In Japan, gross domestic product in the three months ended Sept. 30 grew at the fastest pace in 1-1/2 years as exports recovered from a record earthquake. The economy expanded at an annualized 6.0 percent, the Cabinet Office said today in Tokyo. The median forecast of 26 economists surveyed by Bloomberg News was for a 5.9 percent increase. Japan’s return to growth after three quarters of contraction was driven by companies including Toyota Motor Corp. making up for lost output from the disaster.
Securities firms’ shares rebounded after tumbling last week when camera maker Olympus disclosed hidden losses, roiling investor confidence in the country’s corporate governance.
Nomura Holdings Inc. shares tumbled to the lowest in at least 37 years on Nov. 8 on speculation it was involved in the Olympus scandal. The brokerage wasn’t involved in the concealment of losses, Hajime Ikeda, managing director of Nomura’s corporate communications, said the same day.
Sumitomo Mitsui gained 2.2 percent to 2,066 yen, while Nomura jumped 5.8 percent to 257 yen. Daiwa Securities Group Inc., Japan’s second-largest brokerage by market value, advanced 2.8 percent to 257 yen.

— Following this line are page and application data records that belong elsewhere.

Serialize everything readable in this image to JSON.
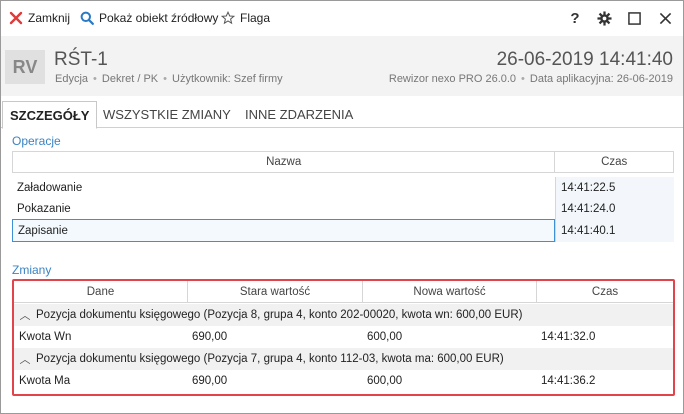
{
  "toolbar": {
    "close_label": "Zamknij",
    "show_source_label": "Pokaż obiekt źródłowy",
    "flag_label": "Flaga",
    "help_glyph": "?",
    "colors": {
      "close": "#e03a3a",
      "search": "#2a79c4"
    }
  },
  "header": {
    "avatar": "RV",
    "title": "RŚT-1",
    "sub": [
      "Edycja",
      "Dekret / PK",
      "Użytkownik: Szef firmy"
    ],
    "date": "26-06-2019 14:41:40",
    "meta": [
      "Rewizor nexo PRO 26.0.0",
      "Data aplikacyjna: 26-06-2019"
    ]
  },
  "tabs": [
    "SZCZEGÓŁY",
    "WSZYSTKIE ZMIANY",
    "INNE ZDARZENIA"
  ],
  "operations": {
    "section": "Operacje",
    "columns": [
      "Nazwa",
      "Czas"
    ],
    "rows": [
      [
        "Załadowanie",
        "14:41:22.5"
      ],
      [
        "Pokazanie",
        "14:41:24.0"
      ],
      [
        "Zapisanie",
        "14:41:40.1"
      ]
    ]
  },
  "changes": {
    "section": "Zmiany",
    "columns": [
      "Dane",
      "Stara wartość",
      "Nowa wartość",
      "Czas"
    ],
    "groups": [
      {
        "label": "Pozycja dokumentu księgowego (Pozycja 8, grupa 4, konto 202-00020, kwota wn: 600,00 EUR)",
        "row": [
          "Kwota Wn",
          "690,00",
          "600,00",
          "14:41:32.0"
        ]
      },
      {
        "label": "Pozycja dokumentu księgowego (Pozycja 7, grupa 4, konto 112-03, kwota ma: 600,00 EUR)",
        "row": [
          "Kwota Ma",
          "690,00",
          "600,00",
          "14:41:36.2"
        ]
      }
    ],
    "highlight_color": "#e0454b"
  },
  "accent_color": "#3a84c3"
}
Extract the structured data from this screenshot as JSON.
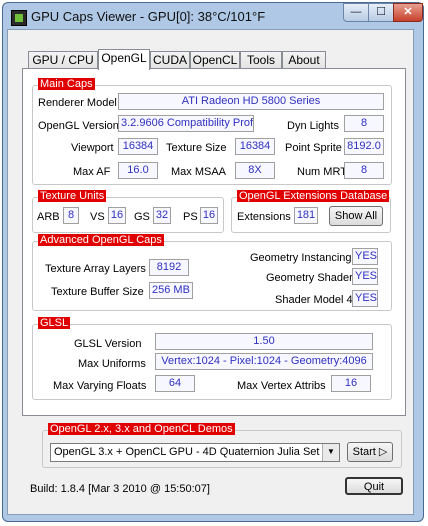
{
  "window": {
    "title": "GPU Caps Viewer - GPU[0]: 38°C/101°F",
    "min_label": "—",
    "max_label": "☐",
    "close_label": "✕"
  },
  "tabs": [
    {
      "label": "GPU / CPU"
    },
    {
      "label": "OpenGL"
    },
    {
      "label": "CUDA"
    },
    {
      "label": "OpenCL"
    },
    {
      "label": "Tools"
    },
    {
      "label": "About"
    }
  ],
  "main_caps": {
    "title": "Main Caps",
    "renderer_model_label": "Renderer Model",
    "renderer_model": "ATI Radeon HD 5800 Series",
    "opengl_version_label": "OpenGL Version",
    "opengl_version": "3.2.9606 Compatibility Profile",
    "dyn_lights_label": "Dyn Lights",
    "dyn_lights": "8",
    "viewport_label": "Viewport",
    "viewport": "16384",
    "texture_size_label": "Texture Size",
    "texture_size": "16384",
    "point_sprite_label": "Point Sprite",
    "point_sprite": "8192.0",
    "max_af_label": "Max AF",
    "max_af": "16.0",
    "max_msaa_label": "Max MSAA",
    "max_msaa": "8X",
    "num_mrt_label": "Num MRT",
    "num_mrt": "8"
  },
  "texture_units": {
    "title": "Texture Units",
    "arb_label": "ARB",
    "arb": "8",
    "vs_label": "VS",
    "vs": "16",
    "gs_label": "GS",
    "gs": "32",
    "ps_label": "PS",
    "ps": "16"
  },
  "extensions_db": {
    "title": "OpenGL Extensions Database",
    "extensions_label": "Extensions",
    "extensions": "181",
    "show_all_label": "Show All"
  },
  "advanced_caps": {
    "title": "Advanced OpenGL Caps",
    "texture_array_layers_label": "Texture Array Layers",
    "texture_array_layers": "8192",
    "texture_buffer_size_label": "Texture Buffer Size",
    "texture_buffer_size": "256 MB",
    "geometry_instancing_label": "Geometry Instancing",
    "geometry_instancing": "YES",
    "geometry_shader_label": "Geometry Shader",
    "geometry_shader": "YES",
    "shader_model_4_label": "Shader Model 4",
    "shader_model_4": "YES"
  },
  "glsl": {
    "title": "GLSL",
    "glsl_version_label": "GLSL Version",
    "glsl_version": "1.50",
    "max_uniforms_label": "Max Uniforms",
    "max_uniforms": "Vertex:1024  -  Pixel:1024  -  Geometry:4096",
    "max_varying_floats_label": "Max Varying Floats",
    "max_varying_floats": "64",
    "max_vertex_attribs_label": "Max Vertex Attribs",
    "max_vertex_attribs": "16"
  },
  "demos": {
    "title": "OpenGL 2.x, 3.x and OpenCL Demos",
    "selected_demo": "OpenGL 3.x + OpenCL GPU - 4D Quaternion Julia Set",
    "start_label": "Start ▷"
  },
  "status": {
    "build": "Build: 1.8.4 [Mar  3 2010 @ 15:50:07]"
  },
  "quit_label": "Quit",
  "colors": {
    "group_title_bg": "#e00000",
    "value_text": "#3030c0",
    "window_frame": "#aec8e6"
  }
}
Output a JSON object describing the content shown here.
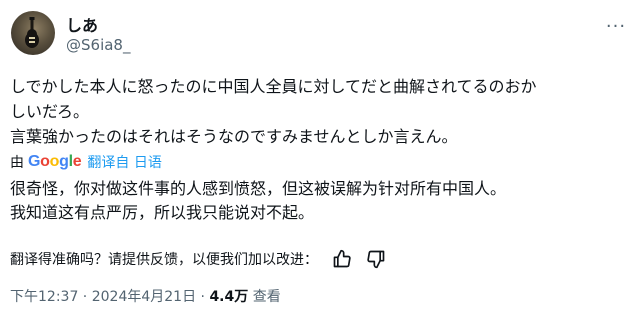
{
  "author": {
    "name": "しあ",
    "handle": "@S6ia8_",
    "avatar_icon": "guitar-avatar-icon"
  },
  "menu": {
    "more_label": "···"
  },
  "tweet": {
    "lines": [
      "しでかした本人に怒ったのに中国人全員に対してだと曲解されてるのおか",
      "しいだろ。",
      "言葉強かったのはそれはそうなのですみませんとしか言えん。"
    ]
  },
  "translation": {
    "by_label": "由",
    "provider": "Google",
    "link_label": "翻译自 日语",
    "lines": [
      "很奇怪，你对做这件事的人感到愤怒，但这被误解为针对所有中国人。",
      "我知道这有点严厉，所以我只能说对不起。"
    ],
    "feedback_prompt": "翻译得准确吗？请提供反馈，以便我们加以改进：",
    "thumb_up_icon": "thumbs-up-icon",
    "thumb_down_icon": "thumbs-down-icon"
  },
  "meta": {
    "time": "下午12:37",
    "separator": " · ",
    "date": "2024年4月21日",
    "views_count": "4.4万",
    "views_label": "查看"
  },
  "colors": {
    "text": "#0f1419",
    "secondary": "#536471",
    "link": "#1d9bf0",
    "google_blue": "#4285F4",
    "google_red": "#EA4335",
    "google_yellow": "#FBBC05",
    "google_green": "#34A853"
  }
}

Trading houses rose after commodity prices increased. Mitsubishi Corp., Japan’s biggest trading company by market value, rose 2.1 percent to 1,579 yen, while Mitsui & Co., a trading house that counts commodities as its biggest source of profit, gained 1.5 percent to 1,157 yen.

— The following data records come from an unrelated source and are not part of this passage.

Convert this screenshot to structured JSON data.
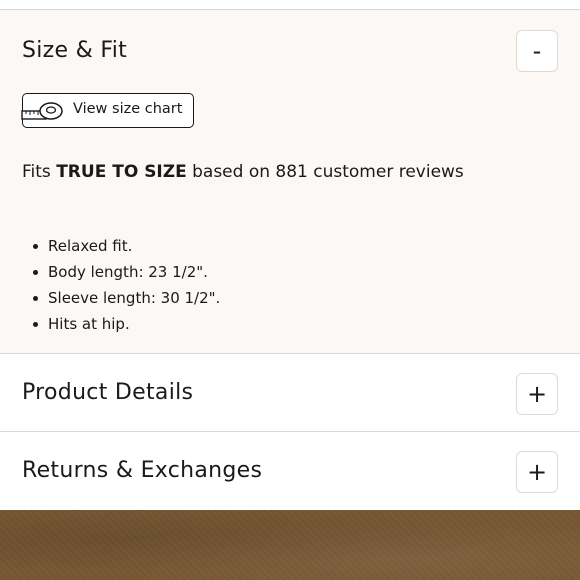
{
  "size_fit": {
    "title": "Size & Fit",
    "toggle_symbol": "-",
    "size_chart_label": "View size chart",
    "fit_prefix": "Fits",
    "fit_highlight": "TRUE TO SIZE",
    "fit_suffix": "based on 881 customer reviews",
    "bullets": [
      "Relaxed fit.",
      "Body length: 23 1/2\".",
      "Sleeve length: 30 1/2\".",
      "Hits at hip."
    ]
  },
  "product_details": {
    "title": "Product Details",
    "toggle_symbol": "+"
  },
  "returns": {
    "title": "Returns & Exchanges",
    "toggle_symbol": "+"
  },
  "icons": {
    "size_chart": "measuring-tape-icon",
    "photo": "fabric-texture"
  },
  "colors": {
    "open_panel_bg": "#fbf8f5",
    "divider": "#dcd8d4",
    "photo_tone": "#7a5a36",
    "text": "#1a1a1a"
  }
}
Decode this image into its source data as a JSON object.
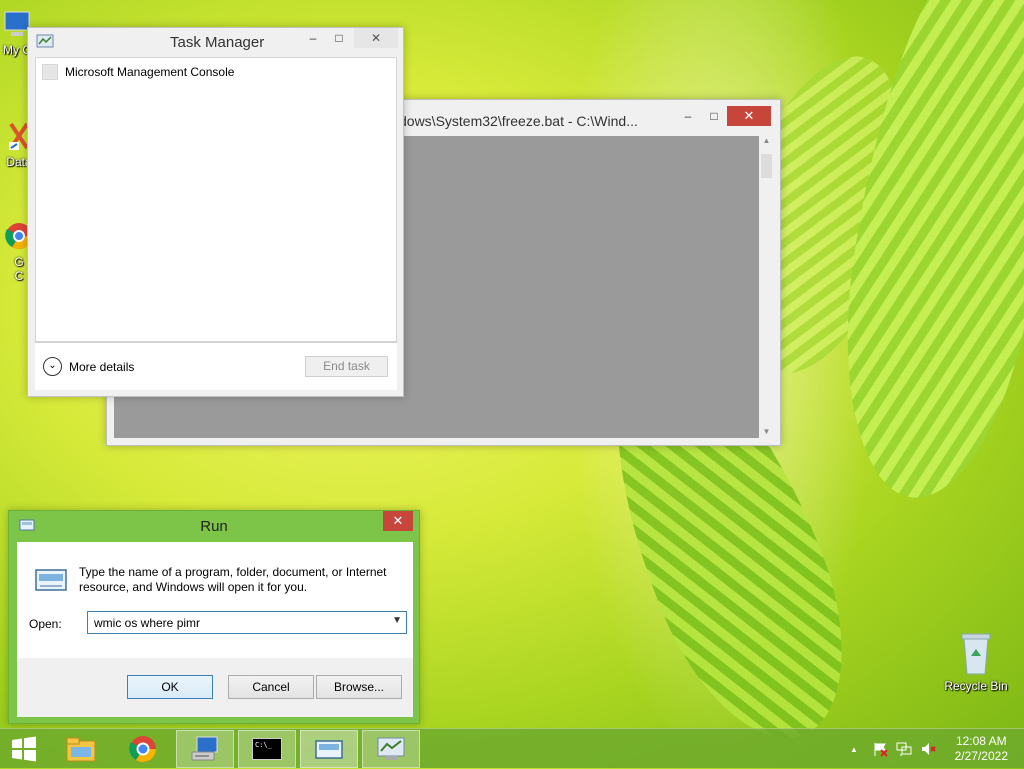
{
  "desktop": {
    "icons": [
      {
        "label": "My C",
        "icon": "computer-icon"
      },
      {
        "label": "Data",
        "icon": "shortcut-icon"
      },
      {
        "label": "G\nC",
        "icon": "chrome-shortcut-icon"
      },
      {
        "label": "Recycle Bin",
        "icon": "recycle-bin-icon"
      }
    ]
  },
  "cmd_window": {
    "title": "dows\\System32\\freeze.bat    - C:\\Wind...",
    "minimize": "–",
    "maximize": "□",
    "close": "✕"
  },
  "task_manager": {
    "title": "Task Manager",
    "minimize": "–",
    "maximize": "□",
    "close": "✕",
    "processes": [
      "Microsoft Management Console"
    ],
    "more_details": "More details",
    "end_task": "End task"
  },
  "run_dialog": {
    "title": "Run",
    "close": "✕",
    "description": "Type the name of a program, folder, document, or Internet resource, and Windows will open it for you.",
    "open_label": "Open:",
    "open_value": "wmic os where pimr",
    "ok": "OK",
    "cancel": "Cancel",
    "browse": "Browse..."
  },
  "taskbar": {
    "apps": [
      "start-icon",
      "file-explorer-icon",
      "chrome-icon",
      "network-computer-icon",
      "command-prompt-icon",
      "run-icon",
      "task-manager-icon"
    ],
    "cmd_label": "C:\\_",
    "tray_arrow": "▲",
    "time": "12:08 AM",
    "date": "2/27/2022"
  },
  "colors": {
    "run_frame": "#7dc548",
    "close_red": "#c7463b",
    "taskbar": "#6eaa2d"
  }
}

The London Metal Exchange Index of prices for six industrial metals including copper and aluminum rose 1.8 percent on Nov. 11, while crude for December delivery climbed 1.2 percent to $98.99 a barrel in New York on Nov. 11.
Nippon Sheet Glass, which counts Europe as its biggest market, jumped 2.9 percent to 144 yen. Nippon Electric Glass Co., a glassmaker based in the western prefecture of Shiga, gained 3.3 percent to 724 yen.
Flat-panel makers have “drastically” cut production and inventories, Barron’s said in its Nov. 14 edition. U.S.-based glass panels maker Corning Inc. may rise 20 percent or more if sales of television and computer displays pick up, it said, citing Darice Liu of Brigantine Advisors.
Olympus rallied by its daily limit of 80 yen, or 17 percent, to 540 yen. Japan’s securities regulator may recommend Olympus pay a levy for making false financial statements to keep its shares from being delisted, Reuters reported, citing an unidentified source familiar with the case.
Tosoh Corp., a petrochemical products maker, plunged 4.4 percent to 219 yen, dropping the most on the Nikkei, after a fire at its plant in western Japan. The company expects “severe damage” to its equipment, said Managing Director Yasuyuki Koie. A missing worker was found dead this morning at the factory, President Kenichi Udagawa said.